May 24, 2016


Move along, move along — nothing to see, hear

CLEVELAND — The church choir will have to sing loud to be heard through these soundproofing walls.

In a twist to the brooding look of sound walls that increasingly line highways, especially in densely populated areas, U.S. transportation planners are turning to another tool to make the freeway corridor more livable: see-through sound walls. The idea is common in Europe.

See-though sound walls will give the new home of St. Paul AME Church, located on the south side of Interstate 71 in a blue-collar Cleveland neighborhood, a window on the 90,000 vehicles passing daily.

The church and local leaders lobbied for the see-through exemption to raise the church’s profile. Federal guidelines allow the see-through sound walls for churches, historic locations, parks, hospitals and schools.

See-through sound walls are relatively new, with more states looking into the option.

“They are not that common at this point in time,” said Doug Hecox, a spokesman with the Federal Highway Administration, which encourages states to consider aesthetics in highway planning.

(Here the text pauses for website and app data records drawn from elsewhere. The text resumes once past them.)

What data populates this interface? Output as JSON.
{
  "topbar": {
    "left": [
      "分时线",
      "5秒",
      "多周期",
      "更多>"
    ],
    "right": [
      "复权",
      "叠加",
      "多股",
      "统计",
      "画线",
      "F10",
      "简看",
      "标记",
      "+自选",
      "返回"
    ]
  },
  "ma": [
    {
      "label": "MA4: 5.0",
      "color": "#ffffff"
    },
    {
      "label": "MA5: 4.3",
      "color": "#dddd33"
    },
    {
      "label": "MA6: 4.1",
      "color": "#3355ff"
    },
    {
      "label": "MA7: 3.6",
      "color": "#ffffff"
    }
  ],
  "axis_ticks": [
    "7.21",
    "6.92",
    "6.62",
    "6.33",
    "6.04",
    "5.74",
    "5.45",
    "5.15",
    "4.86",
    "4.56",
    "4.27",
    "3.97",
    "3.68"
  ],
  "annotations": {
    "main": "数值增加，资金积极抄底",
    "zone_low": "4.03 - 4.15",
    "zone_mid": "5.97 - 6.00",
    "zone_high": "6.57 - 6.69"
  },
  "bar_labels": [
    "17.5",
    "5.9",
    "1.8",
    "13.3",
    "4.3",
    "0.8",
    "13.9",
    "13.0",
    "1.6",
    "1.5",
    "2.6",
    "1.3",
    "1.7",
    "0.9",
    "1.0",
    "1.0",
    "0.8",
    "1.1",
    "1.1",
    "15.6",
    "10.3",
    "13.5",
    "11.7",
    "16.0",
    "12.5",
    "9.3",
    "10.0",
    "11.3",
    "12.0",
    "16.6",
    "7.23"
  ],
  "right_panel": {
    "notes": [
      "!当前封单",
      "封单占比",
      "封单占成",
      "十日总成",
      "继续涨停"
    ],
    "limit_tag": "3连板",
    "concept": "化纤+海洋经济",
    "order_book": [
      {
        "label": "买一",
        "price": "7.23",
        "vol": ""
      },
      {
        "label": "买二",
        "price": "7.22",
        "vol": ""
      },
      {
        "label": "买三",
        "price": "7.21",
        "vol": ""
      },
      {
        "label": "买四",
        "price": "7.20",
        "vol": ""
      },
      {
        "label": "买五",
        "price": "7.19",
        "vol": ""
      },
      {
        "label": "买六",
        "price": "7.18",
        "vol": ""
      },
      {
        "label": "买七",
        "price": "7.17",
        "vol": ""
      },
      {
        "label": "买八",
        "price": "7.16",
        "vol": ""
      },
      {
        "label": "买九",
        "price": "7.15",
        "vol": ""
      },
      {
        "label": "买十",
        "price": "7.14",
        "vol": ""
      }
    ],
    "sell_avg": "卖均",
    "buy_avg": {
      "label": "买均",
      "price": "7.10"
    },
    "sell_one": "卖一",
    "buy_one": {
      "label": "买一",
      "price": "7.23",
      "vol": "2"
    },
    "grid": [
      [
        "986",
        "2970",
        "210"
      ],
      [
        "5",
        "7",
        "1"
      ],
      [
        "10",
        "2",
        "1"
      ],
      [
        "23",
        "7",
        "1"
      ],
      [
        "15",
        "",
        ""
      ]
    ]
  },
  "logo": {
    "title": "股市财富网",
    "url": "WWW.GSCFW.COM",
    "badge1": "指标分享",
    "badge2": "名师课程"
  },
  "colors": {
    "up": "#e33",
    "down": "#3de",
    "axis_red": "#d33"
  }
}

“The states at the end of the day are making the decisions on how they go about it.”

Crews were already preparing the highway shoulder along I-71 for sound wall installation when the Rev. Gena Thornton, pastor of St. Paul, realized the view of her new church from the highway would be blocked by the hulking walls.

“Our concern was that we would be hidden behind the wall. We wanted people to be able to see,” Thornton said.

“We felt that was a valid concern,” said Mark Carpenter, an environmental engineer with the Ohio Department of Transportation. The agency will pay $5.8 million for the overall project.

Thornton believes having the church visible to passing motorists helps promote its work. “It’s a means of evangelism. A lot of people passing that spot will know that we are here,” she said.

The clear panels, made of heavy-duty acrylic, cost more: about $32 per square foot compared with $20 per square foot for the traditional concrete walls. Still, the see-through panels can reduce the imposing, tunnel-effect that a walled highway might create.

The see-through panels will soften that effect, said city Council President Martin Sweeney. He got an earful from members of the St. Paul congregation when they realized they were about to be walled off from the high-profile freeway view that they valued when they purchased the land for a new church building.

“We talked with them and begged and pleaded,” Thornton said.

Next year Virginia will install see-through sounds walls on the replacement Woodrow Wilson Bridge in Alexandria, Va., giving motorists a view of the Potomac River south of the Capitol and protecting a riverfront park from traffic noise.

In Dayton, homeowners wanted sound walls but the Dayton Art Institute didn’t want to block Interstate 75 views of its Italian Renaissance-style facade, so the state offered the see-through compromise, ODOT’s Barbara Elliston said. The project begins this fall.

In Akron, which got one of Ohio’s first see-through sound wall installations in early summer, highway engineers used clear panels on the top quarter of the 16-foot high walls, providing privacy to nearby homes but allowing more sunlight into backyards.
Mike Madonio, Akron’s design division manager, said it remains to be seen whether the panels will get dirty and scuffed in winter weather with blowing snow and highway salt along Interstate 77.

Most people like the sound walls to create a quieter neighborhood, Madonio said, but the see-through option might not appeal to some because of the perception that if you don’t see the traffic, it’s not as loud. “It’s kind of an out-of-sight, out-of-mind philosophy,” he said.

Kimberly Wood, 41, of Cleveland, lives one block from I-71 and takes family outings to a park next to the highway. She said she’s noticed a big improvement, noise-wise, since the sound walls were installed — perhaps a 50 percent cut in the park noise, especially truck horns.As for the see-through variety that went up at the corner of the park, “Anything they do to reduce the noise and improve the appearance is a plus,” she said.